BOISE, Idaho (AP) - Idaho lawmakers are gearing up to spend the final few weeks of the legislative session focused on transportation funding, including a key tool the Legislature hasn’t leveraged since 2005.
Last week, Republican state Sen. Bert Brackett, of Rogerson, introduced legislation to allow the state to borrow $300 million in bonds for road projects. The bill is expected to be debated during a hearing Thursday before the Senate Transportation Committee. Here’s a primer on what you need to know:
WHAT KIND OF BOND IS THIS?

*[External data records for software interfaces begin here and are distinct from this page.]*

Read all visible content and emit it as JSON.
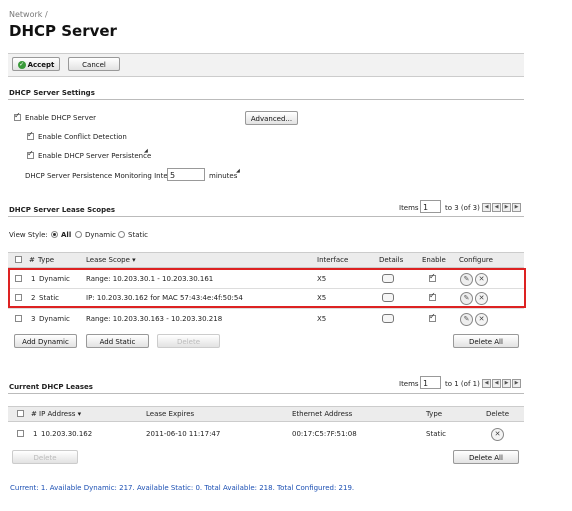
{
  "breadcrumb": "Network /",
  "title": "DHCP Server",
  "toolbar": {
    "accept": "Accept",
    "cancel": "Cancel"
  },
  "settings": {
    "heading": "DHCP Server Settings",
    "enable": "Enable DHCP Server",
    "advanced": "Advanced...",
    "conflict": "Enable Conflict Detection",
    "persistence": "Enable DHCP Server Persistence",
    "interval_label": "DHCP Server Persistence Monitoring Interval:",
    "interval_value": "5",
    "interval_unit": "minutes"
  },
  "scopes": {
    "heading": "DHCP Server Lease Scopes",
    "items_label": "Items",
    "items_value": "1",
    "items_range": "to 3 (of 3)",
    "view_style": "View Style:",
    "view_all": "All",
    "view_dynamic": "Dynamic",
    "view_static": "Static",
    "columns": {
      "num": "#",
      "type": "Type",
      "scope": "Lease Scope",
      "interface": "Interface",
      "details": "Details",
      "enable": "Enable",
      "configure": "Configure"
    },
    "rows": [
      {
        "num": "1",
        "type": "Dynamic",
        "scope": "Range: 10.203.30.1 - 10.203.30.161",
        "iface": "X5"
      },
      {
        "num": "2",
        "type": "Static",
        "scope": "IP: 10.203.30.162 for MAC 57:43:4e:4f:50:54",
        "iface": "X5"
      },
      {
        "num": "3",
        "type": "Dynamic",
        "scope": "Range: 10.203.30.163 - 10.203.30.218",
        "iface": "X5"
      }
    ],
    "btn_add_dynamic": "Add Dynamic",
    "btn_add_static": "Add Static",
    "btn_delete": "Delete",
    "btn_delete_all": "Delete All"
  },
  "leases": {
    "heading": "Current DHCP Leases",
    "items_label": "Items",
    "items_value": "1",
    "items_range": "to 1 (of 1)",
    "columns": {
      "num": "#",
      "ip": "IP Address",
      "expires": "Lease Expires",
      "mac": "Ethernet Address",
      "type": "Type",
      "delete": "Delete"
    },
    "rows": [
      {
        "num": "1",
        "ip": "10.203.30.162",
        "expires": "2011-06-10 11:17:47",
        "mac": "00:17:C5:7F:51:08",
        "type": "Static"
      }
    ],
    "btn_delete": "Delete",
    "btn_delete_all": "Delete All"
  },
  "status": "Current: 1. Available Dynamic: 217. Available Static: 0. Total Available: 218. Total Configured: 219."
}
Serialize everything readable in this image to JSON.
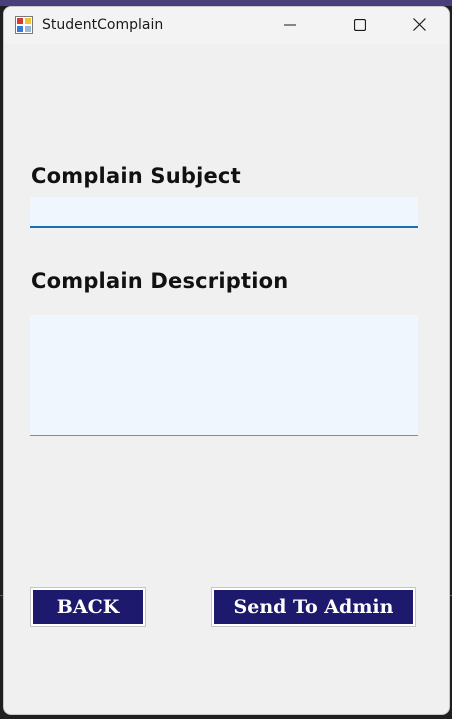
{
  "window": {
    "title": "StudentComplain",
    "controls": {
      "minimize_icon": "minimize-icon",
      "maximize_icon": "maximize-icon",
      "close_icon": "close-icon"
    }
  },
  "form": {
    "subject_label": "Complain Subject",
    "subject_value": "",
    "description_label": "Complain Description",
    "description_value": ""
  },
  "buttons": {
    "back_label": "BACK",
    "send_label": "Send To Admin"
  },
  "colors": {
    "button_bg": "#1d1a6e",
    "input_bg": "#f0f6fd",
    "input_focus_border": "#1a6fb6",
    "window_bg": "#f0f0f0"
  }
}
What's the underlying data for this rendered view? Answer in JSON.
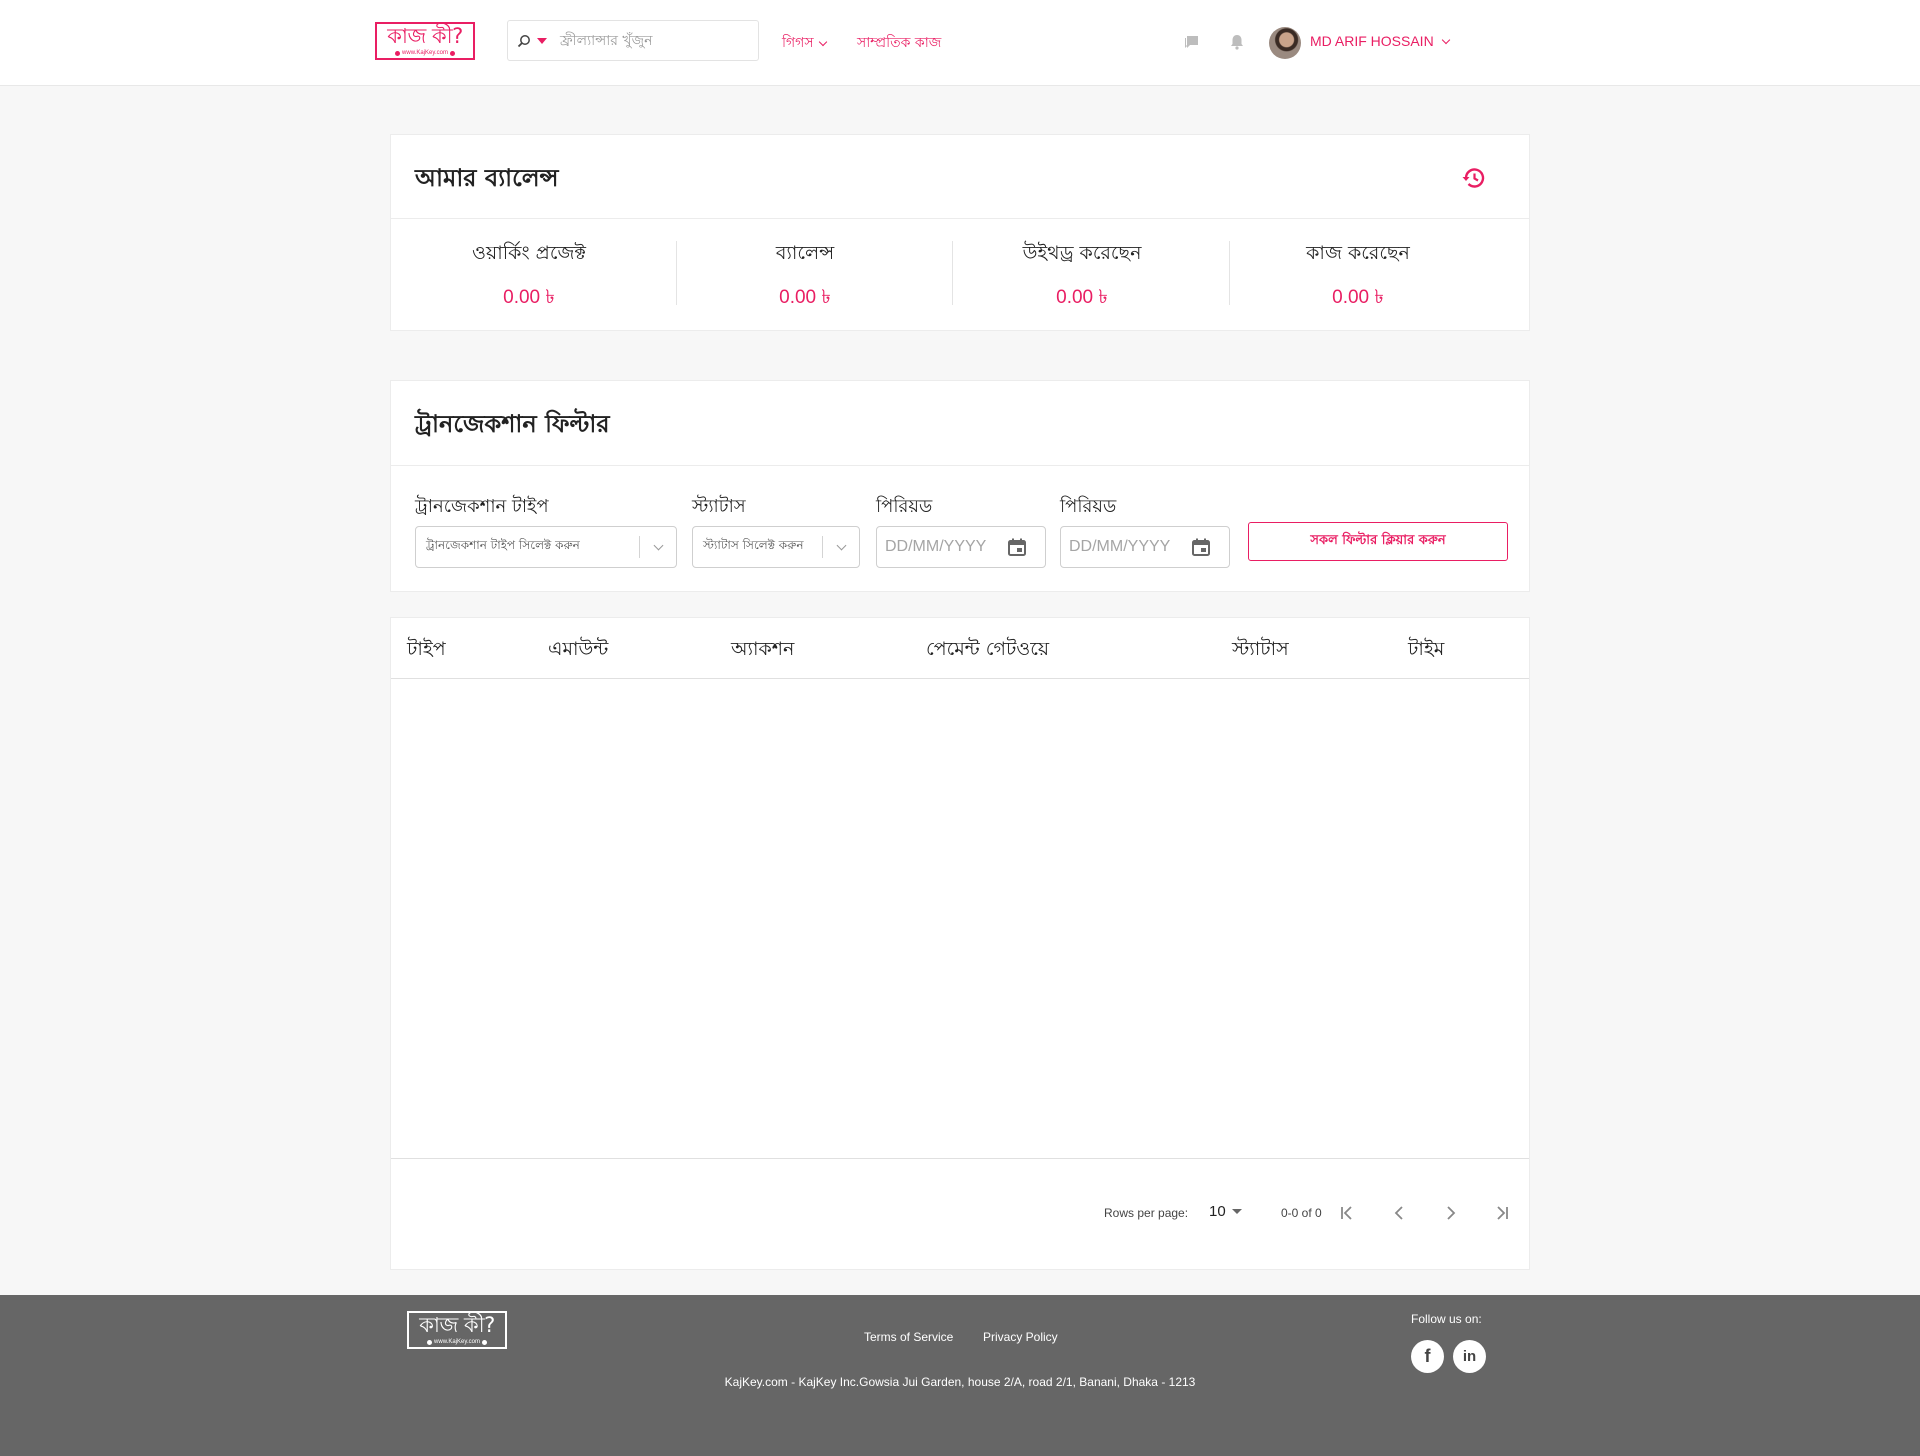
{
  "header": {
    "logo_text": "কাজ কী?",
    "logo_url": "www.KajKey.com",
    "search_placeholder": "ফ্রীল্যান্সার খুঁজুন",
    "nav": [
      {
        "label": "গিগস"
      },
      {
        "label": "সাম্প্রতিক কাজ"
      }
    ],
    "user_name": "MD ARIF HOSSAIN"
  },
  "balance": {
    "title": "আমার ব্যালেন্স",
    "stats": [
      {
        "label": "ওয়ার্কিং প্রজেক্ট",
        "value": "0.00 ৳"
      },
      {
        "label": "ব্যালেন্স",
        "value": "0.00 ৳"
      },
      {
        "label": "উইথড্র করেছেন",
        "value": "0.00 ৳"
      },
      {
        "label": "কাজ করেছেন",
        "value": "0.00 ৳"
      }
    ]
  },
  "filter": {
    "title": "ট্রানজেকশান ফিল্টার",
    "type_label": "ট্রানজেকশান টাইপ",
    "type_placeholder": "ট্রানজেকশান টাইপ সিলেক্ট করুন",
    "status_label": "স্ট্যাটাস",
    "status_placeholder": "স্ট্যাটাস সিলেক্ট করুন",
    "period_label_1": "পিরিয়ড",
    "period_label_2": "পিরিয়ড",
    "date_placeholder": "DD/MM/YYYY",
    "clear_button": "সকল ফিল্টার ক্লিয়ার করুন"
  },
  "table": {
    "columns": [
      "টাইপ",
      "এমাউন্ট",
      "অ্যাকশন",
      "পেমেন্ট গেটওয়ে",
      "স্ট্যাটাস",
      "টাইম"
    ],
    "rows_per_page_label": "Rows per page:",
    "rows_per_page": "10",
    "range": "0-0 of 0"
  },
  "footer": {
    "logo_text": "কাজ কী?",
    "logo_url": "www.KajKey.com",
    "links": [
      "Terms of Service",
      "Privacy Policy"
    ],
    "follow_label": "Follow us on:",
    "social": [
      "f",
      "in"
    ],
    "address": "KajKey.com - KajKey Inc.Gowsia Jui Garden, house 2/A, road 2/1, Banani, Dhaka - 1213"
  },
  "colors": {
    "accent": "#e91e63",
    "footer_bg": "#666666",
    "page_bg": "#f7f7f7"
  }
}
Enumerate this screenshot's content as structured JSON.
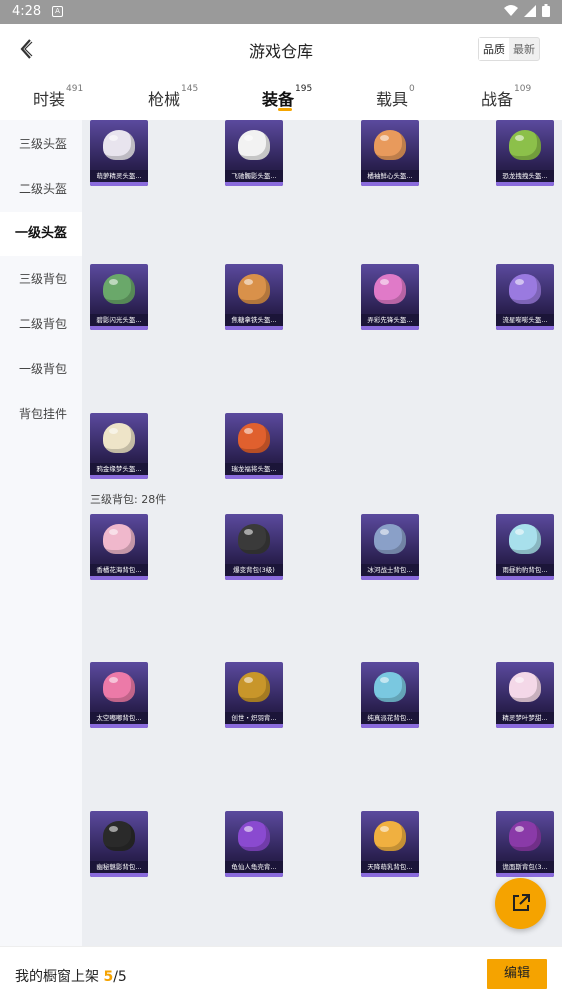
{
  "status_bar": {
    "time": "4:28",
    "notification_letter": "A"
  },
  "header": {
    "title": "游戏仓库",
    "sort_options": [
      "品质",
      "最新"
    ],
    "sort_selected": "品质"
  },
  "tabs": [
    {
      "label": "时装",
      "count": "491"
    },
    {
      "label": "枪械",
      "count": "145"
    },
    {
      "label": "装备",
      "count": "195"
    },
    {
      "label": "载具",
      "count": "0"
    },
    {
      "label": "战备",
      "count": "109"
    }
  ],
  "sidebar": [
    "三级头盔",
    "二级头盔",
    "一级头盔",
    "三级背包",
    "二级背包",
    "一级背包",
    "背包挂件"
  ],
  "sidebar_active": "一级头盔",
  "sections": {
    "helmets": [
      {
        "name": "萌萝精灵头盔...",
        "color": "#e8e4ee"
      },
      {
        "name": "飞驰髑影头盔...",
        "color": "#f2f2f2"
      },
      {
        "name": "橘袖鲜心头盔...",
        "color": "#e89a5c"
      },
      {
        "name": "恐龙拽拽头盔...",
        "color": "#8cc04a"
      },
      {
        "name": "碧影闪光头盔...",
        "color": "#6aa86a"
      },
      {
        "name": "焦糖拿铁头盔...",
        "color": "#d9914a"
      },
      {
        "name": "弄彩先锋头盔...",
        "color": "#e07ac8"
      },
      {
        "name": "流星嘭嘭头盔...",
        "color": "#9a7ae0"
      },
      {
        "name": "鸦金缘梦头盔...",
        "color": "#eee4c8"
      },
      {
        "name": "瑞龙福将头盔...",
        "color": "#e0602e"
      }
    ],
    "backpacks_label": "三级背包: 28件",
    "backpacks": [
      {
        "name": "香橘花海背包...",
        "color": "#f0b8cc"
      },
      {
        "name": "爆变背包(3级)",
        "color": "#3a3a3a"
      },
      {
        "name": "冰河战士背包...",
        "color": "#8aa0c8"
      },
      {
        "name": "雨昼豹豹背包...",
        "color": "#a8e0ec"
      },
      {
        "name": "太空嘟嘟背包...",
        "color": "#ec7aa8"
      },
      {
        "name": "创世・炽羽背...",
        "color": "#c8962a"
      },
      {
        "name": "纯真派花背包...",
        "color": "#7ac8e0"
      },
      {
        "name": "精灵梦叶梦甜...",
        "color": "#f4d8e8"
      },
      {
        "name": "幽秘魅影背包...",
        "color": "#2a2a2a"
      },
      {
        "name": "龟仙人龟壳背...",
        "color": "#8a4ad0"
      },
      {
        "name": "天降萌乳背包...",
        "color": "#f0b040"
      },
      {
        "name": "诡面斯背包(3...",
        "color": "#8a3aa8"
      }
    ]
  },
  "bottom_bar": {
    "prefix": "我的橱窗上架",
    "current": "5",
    "slash": "/",
    "total": "5",
    "edit_label": "编辑"
  },
  "colors": {
    "accent": "#f5a300",
    "card_bg": "#3a2e70",
    "rarity_purple": "#8a6bdc"
  },
  "icons": {
    "back": "back-arrow-icon",
    "fab": "share-external-icon"
  }
}
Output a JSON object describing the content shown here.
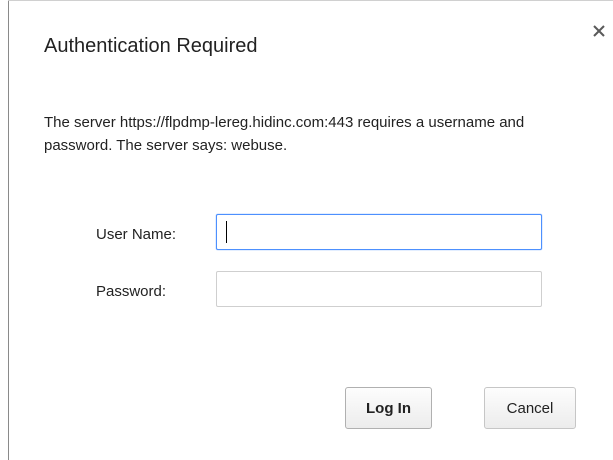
{
  "dialog": {
    "title": "Authentication Required",
    "close_icon": "close-icon",
    "message": "The server https://flpdmp-lereg.hidinc.com:443 requires a username and password. The server says: webuse.",
    "fields": {
      "username_label": "User Name:",
      "username_value": "",
      "password_label": "Password:",
      "password_value": ""
    },
    "buttons": {
      "login_label": "Log In",
      "cancel_label": "Cancel"
    }
  },
  "colors": {
    "focus_border": "#4d90fe",
    "input_border": "#cfcfcf",
    "text": "#222222"
  }
}
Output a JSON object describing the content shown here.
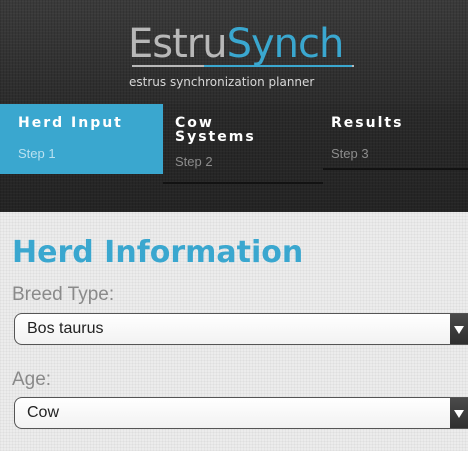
{
  "header": {
    "logo_part1": "Estru",
    "logo_part2": "Synch",
    "tagline": "estrus synchronization planner"
  },
  "steps": [
    {
      "title": "Herd Input",
      "subtitle": "Step 1",
      "active": true
    },
    {
      "title": "Cow Systems",
      "subtitle": "Step 2",
      "active": false
    },
    {
      "title": "Results",
      "subtitle": "Step 3",
      "active": false
    }
  ],
  "main": {
    "title": "Herd Information",
    "breed": {
      "label": "Breed Type:",
      "value": "Bos taurus"
    },
    "age": {
      "label": "Age:",
      "value": "Cow"
    }
  },
  "colors": {
    "accent": "#3aa7cf",
    "header_bg": "#333333",
    "content_bg": "#ececec"
  },
  "icons": {
    "select_arrow": "triangle-down-icon"
  }
}
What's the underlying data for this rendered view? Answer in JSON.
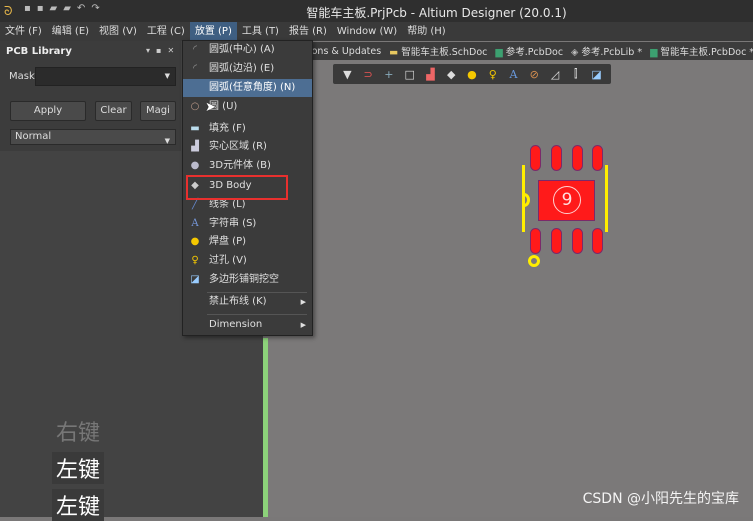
{
  "title": "智能车主板.PrjPcb - Altium Designer (20.0.1)",
  "menubar": [
    "文件 (F)",
    "编辑 (E)",
    "视图 (V)",
    "工程 (C)",
    "放置 (P)",
    "工具 (T)",
    "报告 (R)",
    "Window (W)",
    "帮助 (H)"
  ],
  "panel": {
    "title": "PCB Library",
    "mask_label": "Mask",
    "mask_value": "",
    "apply": "Apply",
    "clear": "Clear",
    "magnify": "Magi",
    "mode": "Normal"
  },
  "tabs": [
    "nsions & Updates",
    "智能车主板.SchDoc",
    "参考.PcbDoc",
    "参考.PcbLib *",
    "智能车主板.PcbDoc *"
  ],
  "menu": {
    "items": [
      {
        "label": "圆弧(中心) (A)",
        "icon": "arc-center-icon"
      },
      {
        "label": "圆弧(边沿) (E)",
        "icon": "arc-edge-icon"
      },
      {
        "label": "圆弧(任意角度) (N)",
        "icon": "arc-any-icon"
      },
      {
        "label": "圆 (U)",
        "icon": "circle-icon"
      },
      {
        "label": "填充 (F)",
        "icon": "fill-icon"
      },
      {
        "label": "实心区域 (R)",
        "icon": "solid-region-icon"
      },
      {
        "label": "3D元件体 (B)",
        "icon": "3d-body-icon"
      },
      {
        "label": "3D Body",
        "icon": "3d-body-icon"
      },
      {
        "label": "线条 (L)",
        "icon": "line-icon"
      },
      {
        "label": "字符串 (S)",
        "icon": "string-icon"
      },
      {
        "label": "焊盘 (P)",
        "icon": "pad-icon"
      },
      {
        "label": "过孔 (V)",
        "icon": "via-icon"
      },
      {
        "label": "多边形铺铜挖空",
        "icon": "polygon-cutout-icon"
      },
      {
        "label": "禁止布线 (K)",
        "icon": ""
      },
      {
        "label": "Dimension",
        "icon": ""
      }
    ],
    "highlighted": "圆弧(任意角度) (N)",
    "boxed": "3D Body"
  },
  "component": {
    "designator": "9",
    "pad_color": "#ff1a1a",
    "outline_color": "#ffee00"
  },
  "keys": [
    "右键",
    "左键",
    "左键"
  ],
  "watermark": "CSDN @小阳先生的宝库"
}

Known as “Grant Anticipation Revenue Bonds” - or GARVEE bonds - these bonds allow states to pay for new road projects and repay it with future federal highway payments. It’s a shift from a pay-as-you-go method because it allows states to fund critical transportation projects without putting up the cash first.
As of December 2016, 25 states and three territories have issued over $20.4 billion in GARVEEs, according to the U.S. Department of Transportation.
WHY DOES IDAHO NEED IT?
Idaho currently doesn’t funnel general tax dollars to pay for the state’s aging roads and bridges. Instead it relies on revenue from the gas tax and registration fees to cover the costs. This system hasn’t been enough to keep up with the state’s maintenance, repairs and construction needs, leaving the state with a $262 million a year transportation deficit. Republican lawmakers have already shot down an attempt to raise the gas tax earlier this legislative session. Using a GARVEE bond is one of the remaining options lawmakers have left before adjournment to boost Idaho’s transportation budget.
HAS IDAHO USED GARVEE BONDS BEFORE?
Yes. Idaho first used these bonds in 2005 as part of an ambitious proposal first pitched former Gov. Dirk Kempthorne. The plan originally allowed Idaho to borrow $1.6 billion to improve 258 miles identified in Idaho’s 13 most clogged and crumbling traffic corridors. That projected was eventually trimmed to just $857 million to add relief to six traffic corridors.
That project was eventually completed in 2015. Currently, Idaho still owes $564.2 million, which won’t be paid off until 2031.
WHAT DOES THIS NEW PROPOSAL DO?
Brackett’s proposal lists 12 out of the 13 corridors first identified in 2005 that would be funded with GARVEE bonds. These projects include building a new Snake River bridge in south-central Idaho and making improvements along U.S. 30 in eastern Idaho. However, all projects would require approval from the Legislature first.
The plan is expected to be heavily edited if it makes it over to the House, but Brackett said he will fight to carve out GARVEE funding before the anticipated March 24 adjournment.
Copyright © 2021 The Washington Times, LLC.